The structural assessments will help engineers determine whether the plaster can be preserved.
Nearly 21,000 square feet of ceiling tile made by Guastavino — a New York company that no longer exists — will have to be removed, cleaned and reattached, Staley said.
Ford Land is working to find a tile company to manufacture replacement tiles, a process that’s expected to take a year, Bardelli said.
New technologies like computer-generated 3D-modeling will be used to remake light fixtures and plaster medallions lining the ceiling columns that have been damaged by years of rain infiltrating the building, Staley said.
‘Getting the weather out’
The most dire task right now is “getting the weather out of the building,” said Richard Hess, principal of Washington D.C.-based Quinn Evans Architects, which is Ford’s design contractor for the project.
To divert snow and water from entering the depot, Christman Brinker will start installing temporary tarps within a week to a couple of weeks. They’ll be fully installed by late January or early February, acting as roofs over the entirely exposed first-floor concourse in the back and assorted gaping window areas.
Crews will also install a large rubber membrane over the roof of the train station’s front entrance to divert water from getting into the waiting room and 100,000-square-foot basement of the building.

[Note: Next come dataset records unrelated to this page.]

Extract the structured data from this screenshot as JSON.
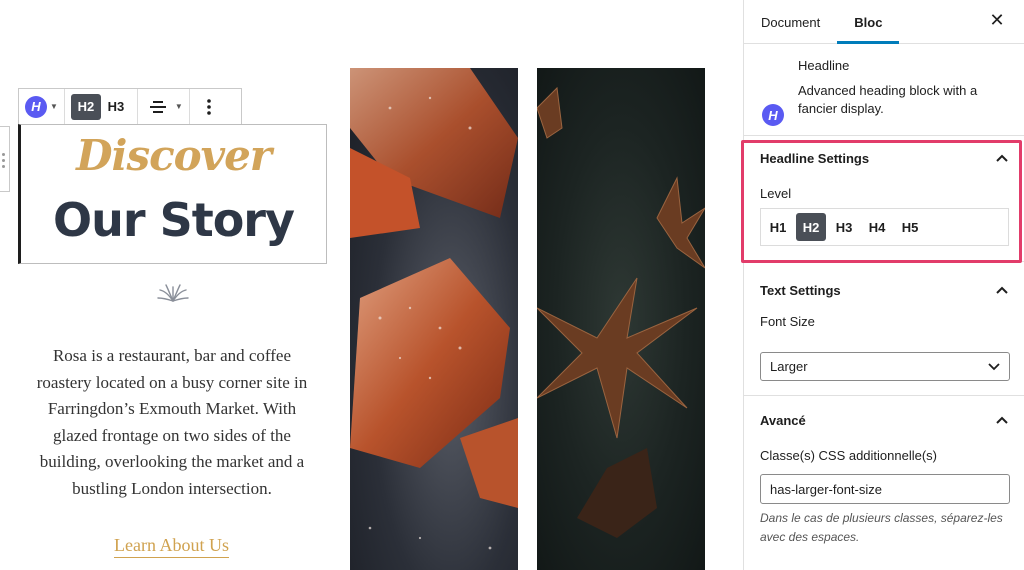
{
  "toolbar": {
    "block_icon_letter": "H",
    "levels": [
      "H2",
      "H3"
    ],
    "active_level": "H2",
    "more_glyph": "⋮"
  },
  "headline": {
    "script_text": "Discover",
    "main_text": "Our Story"
  },
  "about": {
    "paragraph": "Rosa is a restaurant, bar and coffee roastery located on a busy corner site in Farringdon’s Exmouth Market. With glazed frontage on two sides of the building, overlooking the market and a bustling London intersection.",
    "link_label": "Learn About Us"
  },
  "sidebar": {
    "tabs": [
      "Document",
      "Bloc"
    ],
    "active_tab": "Bloc",
    "close_glyph": "✕",
    "block_card": {
      "icon_letter": "H",
      "title": "Headline",
      "description": "Advanced heading block with a fancier display."
    },
    "headline_settings": {
      "title": "Headline Settings",
      "level_label": "Level",
      "levels": [
        "H1",
        "H2",
        "H3",
        "H4",
        "H5"
      ],
      "active_level": "H2"
    },
    "text_settings": {
      "title": "Text Settings",
      "font_size_label": "Font Size",
      "font_size_value": "Larger"
    },
    "advanced": {
      "title": "Avancé",
      "css_label": "Classe(s) CSS additionnelle(s)",
      "css_value": "has-larger-font-size",
      "help": "Dans le cas de plusieurs classes, séparez-les avec des espaces."
    }
  },
  "colors": {
    "accent_blue": "#007cba",
    "highlight": "#e23c6a",
    "gold": "#d2a45a",
    "navy": "#2e3746",
    "block_icon": "#5a5af2"
  }
}
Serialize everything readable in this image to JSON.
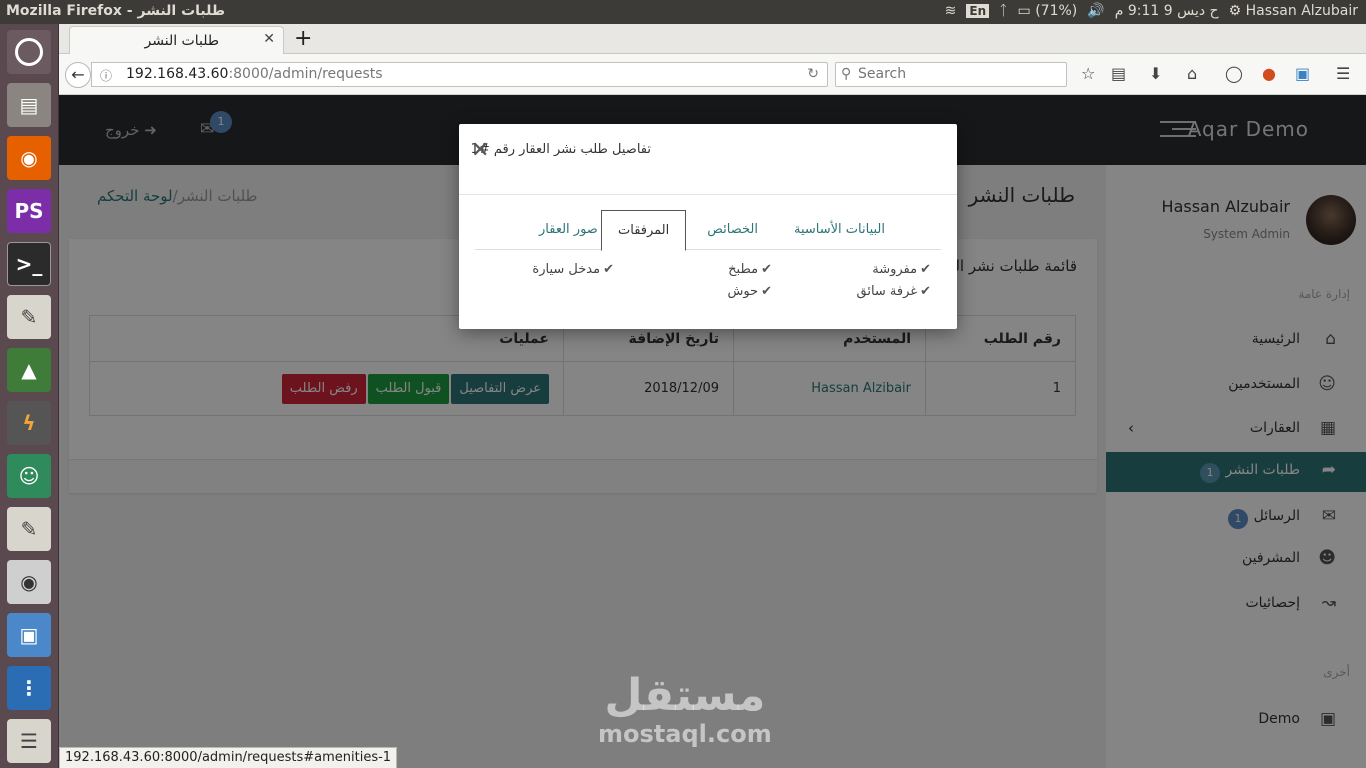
{
  "os": {
    "window_title": "Mozilla Firefox - طلبات النشر",
    "keyboard": "En",
    "battery": "(71%)",
    "datetime": "ح ديس 9 9:11 م",
    "user": "Hassan Alzubair"
  },
  "browser": {
    "tab_title": "طلبات النشر",
    "url_host": "192.168.43.60",
    "url_rest": ":8000/admin/requests",
    "search_placeholder": "Search",
    "status_url": "192.168.43.60:8000/admin/requests#amenities-1"
  },
  "header": {
    "brand": "Aqar Demo",
    "logout_label": "خروج",
    "mail_count": "1"
  },
  "sidebar": {
    "user_name": "Hassan Alzubair",
    "user_role": "System Admin",
    "group_main": "إدارة عامة",
    "group_other": "أخرى",
    "items": [
      {
        "label": "الرئيسية",
        "icon": "home-icon"
      },
      {
        "label": "المستخدمين",
        "icon": "user-icon"
      },
      {
        "label": "العقارات",
        "icon": "building-icon"
      },
      {
        "label": "طلبات النشر",
        "icon": "share-icon",
        "badge": "1"
      },
      {
        "label": "الرسائل",
        "icon": "envelope-icon",
        "badge": "1"
      },
      {
        "label": "المشرفين",
        "icon": "users-icon"
      },
      {
        "label": "إحصائيات",
        "icon": "chart-line-icon"
      },
      {
        "label": "Demo",
        "icon": "image-icon"
      }
    ]
  },
  "main": {
    "page_title": "طلبات النشر",
    "breadcrumb_home": "لوحة التحكم",
    "breadcrumb_current": "طلبات النشر",
    "panel_title": "قائمة طلبات نشر العقارات",
    "table": {
      "headers": [
        "رقم الطلب",
        "المستخدم",
        "تاريخ الإضافة",
        "عمليات"
      ],
      "rows": [
        {
          "id": "1",
          "user": "Hassan Alzibair",
          "date": "2018/12/09"
        }
      ]
    },
    "actions": {
      "details": "عرض التفاصيل",
      "accept": "قبول الطلب",
      "reject": "رفض الطلب"
    }
  },
  "modal": {
    "title": "تفاصيل طلب نشر العقار رقم #1",
    "tabs": [
      "البيانات الأساسية",
      "الخصائص",
      "المرفقات",
      "صور العقار"
    ],
    "active_tab": "المرفقات",
    "amenities": [
      "مفروشة",
      "مطبخ",
      "مدخل سيارة",
      "غرفة سائق",
      "حوش"
    ]
  },
  "watermark": {
    "arabic": "مستقل",
    "latin": "mostaql.com"
  }
}
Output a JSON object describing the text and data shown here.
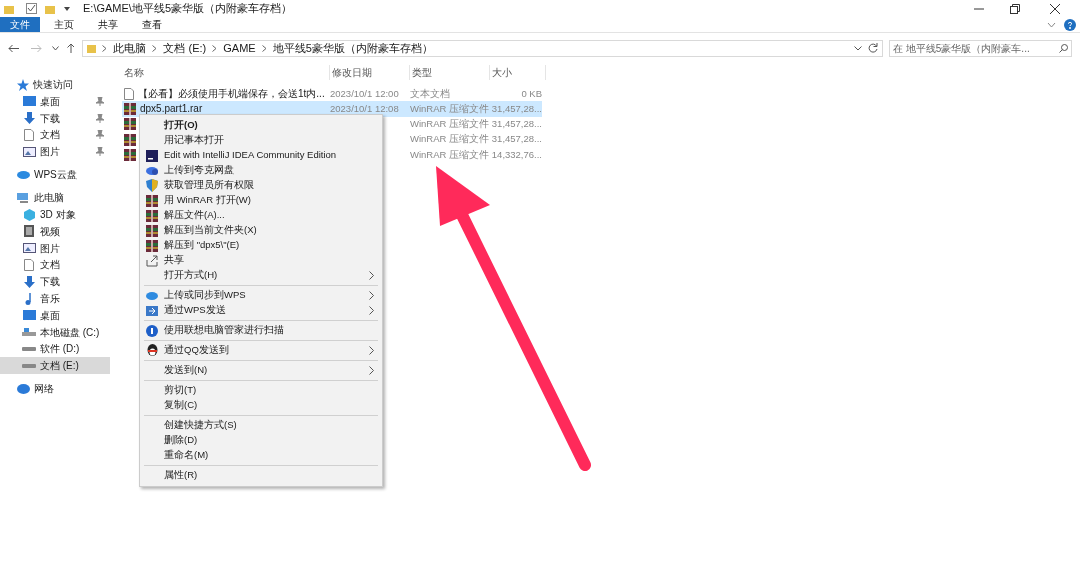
{
  "window": {
    "title": "E:\\GAME\\地平线5豪华版（内附豪车存档）"
  },
  "ribbon_tabs": [
    {
      "label": "文件",
      "selected": true
    },
    {
      "label": "主页",
      "selected": false
    },
    {
      "label": "共享",
      "selected": false
    },
    {
      "label": "查看",
      "selected": false
    }
  ],
  "address_bar": {
    "segments": [
      "此电脑",
      "文档 (E:)",
      "GAME",
      "地平线5豪华版（内附豪车存档）"
    ]
  },
  "search": {
    "placeholder": "在 地平线5豪华版（内附豪车..."
  },
  "sidebar": {
    "items": [
      {
        "label": "快速访问",
        "selected": false,
        "children": [
          {
            "label": "桌面",
            "selected": false,
            "pinned": true
          },
          {
            "label": "下载",
            "selected": false,
            "pinned": true
          },
          {
            "label": "文档",
            "selected": false,
            "pinned": true
          },
          {
            "label": "图片",
            "selected": false,
            "pinned": true
          }
        ]
      },
      {
        "label": "WPS云盘",
        "selected": false
      },
      {
        "label": "此电脑",
        "selected": false,
        "children": [
          {
            "label": "3D 对象",
            "selected": false,
            "pinned": false
          },
          {
            "label": "视频",
            "selected": false,
            "pinned": false
          },
          {
            "label": "图片",
            "selected": false,
            "pinned": false
          },
          {
            "label": "文档",
            "selected": false,
            "pinned": false
          },
          {
            "label": "下载",
            "selected": false,
            "pinned": false
          },
          {
            "label": "音乐",
            "selected": false,
            "pinned": false
          },
          {
            "label": "桌面",
            "selected": false,
            "pinned": false
          },
          {
            "label": "本地磁盘 (C:)",
            "selected": false,
            "pinned": false
          },
          {
            "label": "软件 (D:)",
            "selected": false,
            "pinned": false
          },
          {
            "label": "文档 (E:)",
            "selected": true,
            "pinned": false
          }
        ]
      },
      {
        "label": "网络",
        "selected": false
      }
    ]
  },
  "table": {
    "columns": [
      "名称",
      "修改日期",
      "类型",
      "大小"
    ],
    "rows": [
      {
        "kind": "text",
        "name": "【必看】必须使用手机端保存，会送1t内...",
        "date": "2023/10/1 12:00",
        "type": "文本文档",
        "size": "0 KB",
        "selected": false
      },
      {
        "kind": "rar",
        "name": "dpx5.part1.rar",
        "date": "2023/10/1 12:08",
        "type": "WinRAR 压缩文件",
        "size": "31,457,28...",
        "selected": true
      },
      {
        "kind": "rar",
        "type": "WinRAR 压缩文件",
        "size": "31,457,28...",
        "selected": false
      },
      {
        "kind": "rar",
        "type": "WinRAR 压缩文件",
        "size": "31,457,28...",
        "selected": false
      },
      {
        "kind": "rar",
        "type": "WinRAR 压缩文件",
        "size": "14,332,76...",
        "selected": false
      }
    ]
  },
  "context_menu": {
    "items": [
      {
        "kind": "item",
        "label": "打开(O)",
        "bold": true,
        "submenu": false
      },
      {
        "kind": "item",
        "label": "用记事本打开",
        "bold": false,
        "submenu": false
      },
      {
        "kind": "item",
        "label": "Edit with IntelliJ IDEA Community Edition",
        "bold": false,
        "submenu": false
      },
      {
        "kind": "item",
        "label": "上传到夸克网盘",
        "bold": false,
        "submenu": false
      },
      {
        "kind": "item",
        "label": "获取管理员所有权限",
        "bold": false,
        "submenu": false
      },
      {
        "kind": "item",
        "label": "用 WinRAR 打开(W)",
        "bold": false,
        "submenu": false
      },
      {
        "kind": "item",
        "label": "解压文件(A)...",
        "bold": false,
        "submenu": false
      },
      {
        "kind": "item",
        "label": "解压到当前文件夹(X)",
        "bold": false,
        "submenu": false
      },
      {
        "kind": "item",
        "label": "解压到 \"dpx5\\\"(E)",
        "bold": false,
        "submenu": false
      },
      {
        "kind": "item",
        "label": "共享",
        "bold": false,
        "submenu": false
      },
      {
        "kind": "item",
        "label": "打开方式(H)",
        "bold": false,
        "submenu": true
      },
      {
        "kind": "separator"
      },
      {
        "kind": "item",
        "label": "上传或同步到WPS",
        "bold": false,
        "submenu": true
      },
      {
        "kind": "item",
        "label": "通过WPS发送",
        "bold": false,
        "submenu": true
      },
      {
        "kind": "separator"
      },
      {
        "kind": "item",
        "label": "使用联想电脑管家进行扫描",
        "bold": false,
        "submenu": false
      },
      {
        "kind": "separator"
      },
      {
        "kind": "item",
        "label": "通过QQ发送到",
        "bold": false,
        "submenu": true
      },
      {
        "kind": "separator"
      },
      {
        "kind": "item",
        "label": "发送到(N)",
        "bold": false,
        "submenu": true
      },
      {
        "kind": "separator"
      },
      {
        "kind": "item",
        "label": "剪切(T)",
        "bold": false,
        "submenu": false
      },
      {
        "kind": "item",
        "label": "复制(C)",
        "bold": false,
        "submenu": false
      },
      {
        "kind": "separator"
      },
      {
        "kind": "item",
        "label": "创建快捷方式(S)",
        "bold": false,
        "submenu": false
      },
      {
        "kind": "item",
        "label": "删除(D)",
        "bold": false,
        "submenu": false
      },
      {
        "kind": "item",
        "label": "重命名(M)",
        "bold": false,
        "submenu": false
      },
      {
        "kind": "separator"
      },
      {
        "kind": "item",
        "label": "属性(R)",
        "bold": false,
        "submenu": false
      }
    ]
  }
}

“We want to save the building,” Hess said. “The best way to do that is to get under construction as quickly as possible.”
A year from now, Ford’s contractors plan to have a temporary heating system in place while they try to design a modern heating and cooling system that doesn’t disturb the original architectural design of the first-floor concourse of the one-time gateway to the Motor City.
While historical preservation of the front waiting room is the priority, the rest of the hulking structure has to be adapted to modern use for office workers, retail, restaurants and possibly a hotel or residential space in the top two floors, Hess said.
“We’re trying to convert it into use for the future — and not just a museum where we’re preserving the thing the way it was a hundred years ago,” Hess said.
For more photos and an interview with Ford’s Sherif Marakby, go to the Crain’s Detroit Business website here. Crain’s is an affiliate of Automotive News.